Do you know all that paper people leave by the printer? Here’s a tip: it’s white on the back!
Use email instead of paper to send mail, documents, reports, and records.
Use digital storage solutions.
Use the double sided feature on your copier whenever possible.
When you step away from the computer for more than 20 minutes, turn of the monitor off.
Recycle, Recycle, Recycle and don’t forget to recycle the electronics and empty ink toner cartridges.
Use daylight rather than office lighting when feasible.
Turn lights off when leaving your office or conference room.
Connect your electrical devices to a power strip and shut it off when you leave.
Take a walk around your office and notice how many offices and conference rooms have lights on despite nobody using the space. Install motion sensors! Instead of leaving it to employees to turn off lights as they leave rooms, install motion-activated light switches. They’ll turn the lights on for a designated period of time (eg: 15 minutes) whenever somebody passes in front of the switch or moves about the room.
Buy Energy Star qualified electronic products.
Identify the greener options in your product range to help you win loyalty among your customer base, find new green customers, and help reduce your organization’s environmental impact.

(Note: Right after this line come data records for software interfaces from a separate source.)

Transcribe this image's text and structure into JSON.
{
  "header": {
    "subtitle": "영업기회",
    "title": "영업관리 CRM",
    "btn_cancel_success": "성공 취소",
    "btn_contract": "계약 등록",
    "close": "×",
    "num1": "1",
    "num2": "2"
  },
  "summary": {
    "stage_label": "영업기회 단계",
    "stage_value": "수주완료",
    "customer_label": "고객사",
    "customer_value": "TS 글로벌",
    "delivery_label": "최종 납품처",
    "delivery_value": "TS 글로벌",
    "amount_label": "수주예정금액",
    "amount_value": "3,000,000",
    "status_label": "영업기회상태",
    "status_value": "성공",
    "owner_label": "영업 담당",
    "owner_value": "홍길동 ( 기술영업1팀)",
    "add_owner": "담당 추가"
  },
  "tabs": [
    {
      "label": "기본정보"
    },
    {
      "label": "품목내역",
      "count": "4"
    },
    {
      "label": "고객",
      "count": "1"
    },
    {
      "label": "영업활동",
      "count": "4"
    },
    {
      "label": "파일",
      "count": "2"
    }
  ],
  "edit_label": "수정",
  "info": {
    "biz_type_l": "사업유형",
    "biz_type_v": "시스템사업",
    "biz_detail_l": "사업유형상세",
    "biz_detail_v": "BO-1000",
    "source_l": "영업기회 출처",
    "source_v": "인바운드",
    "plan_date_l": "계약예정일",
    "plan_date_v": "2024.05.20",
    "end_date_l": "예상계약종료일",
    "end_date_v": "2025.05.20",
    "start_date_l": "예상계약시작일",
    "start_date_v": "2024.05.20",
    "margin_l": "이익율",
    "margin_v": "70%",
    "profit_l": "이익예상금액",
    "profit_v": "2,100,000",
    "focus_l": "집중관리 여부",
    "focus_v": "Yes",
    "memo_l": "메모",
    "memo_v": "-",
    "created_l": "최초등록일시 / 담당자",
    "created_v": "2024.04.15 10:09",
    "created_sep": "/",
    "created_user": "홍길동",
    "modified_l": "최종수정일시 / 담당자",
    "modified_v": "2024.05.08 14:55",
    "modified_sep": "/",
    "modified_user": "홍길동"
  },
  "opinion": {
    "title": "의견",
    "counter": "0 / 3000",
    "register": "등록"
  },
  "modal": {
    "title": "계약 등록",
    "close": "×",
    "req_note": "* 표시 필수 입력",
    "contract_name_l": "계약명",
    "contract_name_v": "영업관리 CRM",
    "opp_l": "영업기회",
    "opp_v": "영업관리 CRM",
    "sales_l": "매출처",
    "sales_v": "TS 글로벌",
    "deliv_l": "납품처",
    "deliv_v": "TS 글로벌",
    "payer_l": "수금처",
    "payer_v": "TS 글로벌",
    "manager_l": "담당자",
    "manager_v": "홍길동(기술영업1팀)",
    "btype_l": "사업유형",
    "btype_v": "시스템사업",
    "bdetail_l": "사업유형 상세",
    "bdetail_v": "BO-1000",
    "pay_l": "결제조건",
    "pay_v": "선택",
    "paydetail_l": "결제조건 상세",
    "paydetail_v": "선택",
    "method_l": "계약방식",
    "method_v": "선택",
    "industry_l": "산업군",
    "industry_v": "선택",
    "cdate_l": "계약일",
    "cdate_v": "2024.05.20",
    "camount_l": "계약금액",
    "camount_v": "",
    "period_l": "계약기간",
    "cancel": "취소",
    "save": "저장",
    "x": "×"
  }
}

Develop a green purchasing policy.
Buy environmentally friendly paper. Try as we may to go digital, we still need paper, so try to go with the least of the evils. Insist on chlorine-free paper, and look for high amounts of post-consumer recycled content.
Update Mailing Lists. This is a small but effective tip; by ensuring your mailing lists are up to date, you avoid sending out unnecessary letters, thus saving the paper, printing, and postage.
Go Casual. Not every industry permits this, but if you can, set a business casual policy for the office. Not wearing suits means much less dry cleaning which is not only better for the environment, but also your health and everybody’s finances.
Telecommute. Employees can be just as — if not more — productive when working from home. Most also consider it a perk to telecommute, even if only for a few days per month. The environmental effects of commuting are reduced, employees save the expense (and time), and even air quality and road maintenance takes less of a hit.
Power Down. Would you believe that the majority of office power is consumed by machines that are off, but still plugged into a live outlet? Standby power (or phantom power) is a huge — and hugely unnecessary — environmental culprit and expense. You can improve this process and automate it with programs like Surveyor, which automatically powers down company computers at night.
Watch the temperature in the summer. Most offices could stand to raise the temperature a few degrees. In fact, look at how many people in the office (usually women) keep sweaters and extra clothing at their desks at the height of summer because the office is so much colder than the outside temperature.
Buy in Bulk. Instead of buying individual packets of coffee, creamer, sugar, pepper, salt, jam, and other consumables, buy these items in bulk instead. Think creatively about using jars or dispensers for these items that make it easy — and sanitary — for all to use.
Go Green — Literally. Make your office literally green with plants! They absorb airborne pollutants (which are rampant with off-gassing office furniture), and emit healthy negative ions and oxygen into the air. Having some green plants in the office also reduces that “sterile” look, making it more comfortable for everybody.